Going Back To Square One

Good my fellow readers!

Today I will be discussing an individual Apprenticeship Pattern from the book, Apprenticeship Patterns: Guidance for the Aspiring Software Craftsman. The pattern I would like to discuss today is naturally the first one, Your First Language, because where else is there to start but at the beginning?

The pattern starts by defining itself as a pattern for those who have surface knowledge of a couple of languages. It suggests that this particular pattern is for those who need to learn a language to solve a problem at work for example, or need to know a language for a job interview. It then launches into the solution, through execution of the pattern. To put it plainly the pattern is to pick a language and learn it. Having a problem to solve helps the process by giving you a goal to work towards and a drive to keep learning. It is also advised to take things slow and in small steps. It is also suggested to find a community and learn from its members as some methods or teachings may only be spread by word of mouth. It ends by reminding the reader to not get stuck with one language and to spread out into other languages.

I will admit, with this being the first pattern in the book I expected it to be for total beginners but it is aimed at just about everyone. What I find interesting about this pattern is that it seems to cater well to those who have never really picked up coding before or someone who, like myself, have had years of high school and college education in coding. I will admit that the amount I know about all the languages I have learned about is somewhat shallow. Some go deeper but many are probably not that far off from just surface knowledge. I might just try following this pattern after graduation. At first, I would have only recommended this pattern for only beginners who haven’t had formal schooling but after reconsidering, I think even those like myself who have had formal schooling can benefit from this pattern.

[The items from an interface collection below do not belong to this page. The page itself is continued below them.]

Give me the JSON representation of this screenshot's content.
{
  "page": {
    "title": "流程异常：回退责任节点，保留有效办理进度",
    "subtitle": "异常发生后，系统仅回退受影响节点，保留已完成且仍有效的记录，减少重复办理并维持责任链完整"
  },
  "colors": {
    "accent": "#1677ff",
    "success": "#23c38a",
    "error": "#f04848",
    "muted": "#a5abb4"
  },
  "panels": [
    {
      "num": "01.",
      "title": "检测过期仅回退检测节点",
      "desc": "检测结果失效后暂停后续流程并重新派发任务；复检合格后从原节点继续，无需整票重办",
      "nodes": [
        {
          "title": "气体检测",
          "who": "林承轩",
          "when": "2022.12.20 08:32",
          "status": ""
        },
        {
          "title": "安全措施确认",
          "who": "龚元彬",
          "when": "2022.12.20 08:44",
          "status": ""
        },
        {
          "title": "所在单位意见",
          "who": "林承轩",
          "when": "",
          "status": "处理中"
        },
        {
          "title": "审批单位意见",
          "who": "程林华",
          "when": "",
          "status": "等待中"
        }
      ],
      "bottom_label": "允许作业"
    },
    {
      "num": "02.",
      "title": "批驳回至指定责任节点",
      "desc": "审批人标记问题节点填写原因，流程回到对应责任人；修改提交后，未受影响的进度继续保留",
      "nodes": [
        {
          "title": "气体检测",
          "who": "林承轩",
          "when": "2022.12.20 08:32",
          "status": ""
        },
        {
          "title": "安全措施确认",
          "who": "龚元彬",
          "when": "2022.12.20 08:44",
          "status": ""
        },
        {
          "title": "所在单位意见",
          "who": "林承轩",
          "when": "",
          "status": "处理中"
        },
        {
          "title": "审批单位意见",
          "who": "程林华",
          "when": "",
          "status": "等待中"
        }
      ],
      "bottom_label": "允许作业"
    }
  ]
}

That’s all I have to draw from this first pattern and I hope to get more from future patterns. Until next time readers!


Software Architecture Patterns: Building Better Software

Hello again, readers! Today I dove into an article by Peter Wayner detailing 5 different design architecture patterns for software design and their benefits and weaknesses.

The first is Layered architecture. This is where data enters the top layer and as it passes through each layer, the layer performs a specific task. A major benefit is that each layer is maintainable, testable, can easily be assigned roles, and are easy to update and enhance. However, this can result in the source code being very messy, the code can be slow, the whole program can be hard to understand, and changing a small part could be impossible as you may need to change the whole program.

The second is Event-driven architecture. A central unit is built that accepts all data and then delegates task to separate modules to ensure that your program isn’t just waiting around for something to happen. This allows for the program to be scalable, adaptable, and easily extendable. This can lead to complexity when testing and error handling can cause troubles in development. Essentially, the more each module is dependant on the others, the more troublesome the entire program becomes.

The third architecture is Microkernel architecture. This architecture uses a set of core operations that are repeated over and over again in different patterns depending on the data given. If needed, different modules can be tacked on to allow the program to perform different functions and patterns. The difficulty with this architecture is that getting the plug-ins and microkernels to cooperate can be tricky. There is also the trouble of not being able to modify the microkernel once plug-ins start to depend on the microkernel.

The fourth architecture is Microservices Architecture. The main idea here is to build a number of different tiny programs that will handle one specific task instead of having one big program do everything. This also allows some individual programs to be scalable up to a large size while others are kept small. Some downsides are that some tasks can’t be easily split up into a single microservice. Each microservice must also be independent or the cloud can become unbalanced. Lastly, if tasks are split up amongst several microservices, the communication costs can begin to skyrocket.

The final architecture is Space Based architecture. This architecture is designed to split up processing and storage between multiple servers. This protects against collapse under a great load. Data is stored across the nodes and information stored in RAM. This does make many simple tasks quicker but can also slow down computational tasks. This architecture can also be referred to as Cloud Architecture. The main drawback with this is that with RAM databases, transactional support is difficult. Testing the entire system can be difficult as well.

This was an interesting read as it went one step higher than what we learned in class so far. This covered the upper level where multiple programs come together while in class we cover designing a single program. The Space Base architecture was quite familiar as I learned about it in a Cloud Computing course I took earlier in the year that dealt with Hadoop. The Microkernel architecture was cool as well as I personally use Eclipse to work on in-class projects and learning more about its overall architecture is something I thought I would never dive into. The Event-Driven Architecture has given me an idea for a way to work on the final project that was recently assigned to us in class. Hopefully, it works out as putting something you learned to use is always a rewarding experience.

Until next time readers. Have a wonderful day and see you next week!